● Exercise directions
Practice item. Set the material below down again exactly, with no pictures.

● Extracted entries

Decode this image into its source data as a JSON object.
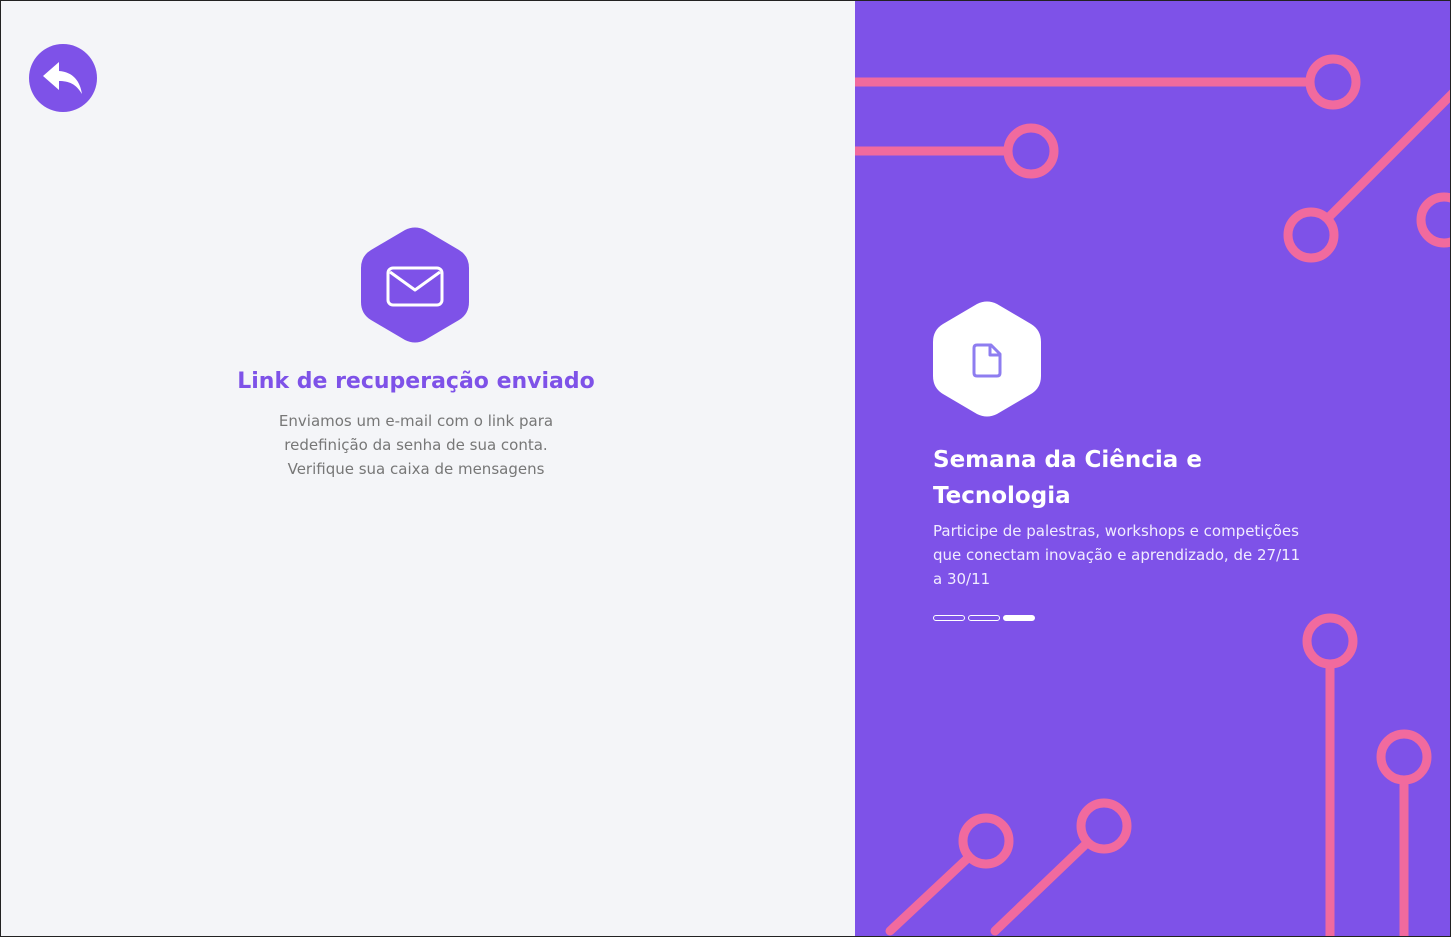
{
  "back_button": {
    "icon": "reply-arrow-icon"
  },
  "success": {
    "icon": "envelope-icon",
    "title": "Link de recuperação enviado",
    "lines": [
      "Enviamos um e-mail com o link para",
      "redefinição da senha de sua conta.",
      "Verifique sua caixa de mensagens"
    ]
  },
  "promo": {
    "icon": "document-icon",
    "title_lines": [
      "Semana da Ciência e",
      "Tecnologia"
    ],
    "text_lines": [
      "Participe de palestras, workshops e competições",
      "que conectam inovação e aprendizado, de 27/11",
      "a 30/11"
    ],
    "carousel": {
      "count": 3,
      "active_index": 2
    }
  },
  "colors": {
    "accent": "#7e52e8",
    "circuit": "#f16a9e",
    "background": "#f4f5f8",
    "text_muted": "#777777"
  }
}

● Task response
Decode this image into its source data as a JSON object.
{
  "back_button": {
    "icon": "reply-arrow-icon"
  },
  "success": {
    "icon": "envelope-icon",
    "title": "Link de recuperação enviado",
    "lines": [
      "Enviamos um e-mail com o link para",
      "redefinição da senha de sua conta.",
      "Verifique sua caixa de mensagens"
    ]
  },
  "promo": {
    "icon": "document-icon",
    "title_lines": [
      "Semana da Ciência e",
      "Tecnologia"
    ],
    "text_lines": [
      "Participe de palestras, workshops e competições",
      "que conectam inovação e aprendizado, de 27/11",
      "a 30/11"
    ],
    "carousel": {
      "count": 3,
      "active_index": 2
    }
  },
  "colors": {
    "accent": "#7e52e8",
    "circuit": "#f16a9e",
    "background": "#f4f5f8",
    "text_muted": "#777777"
  }
}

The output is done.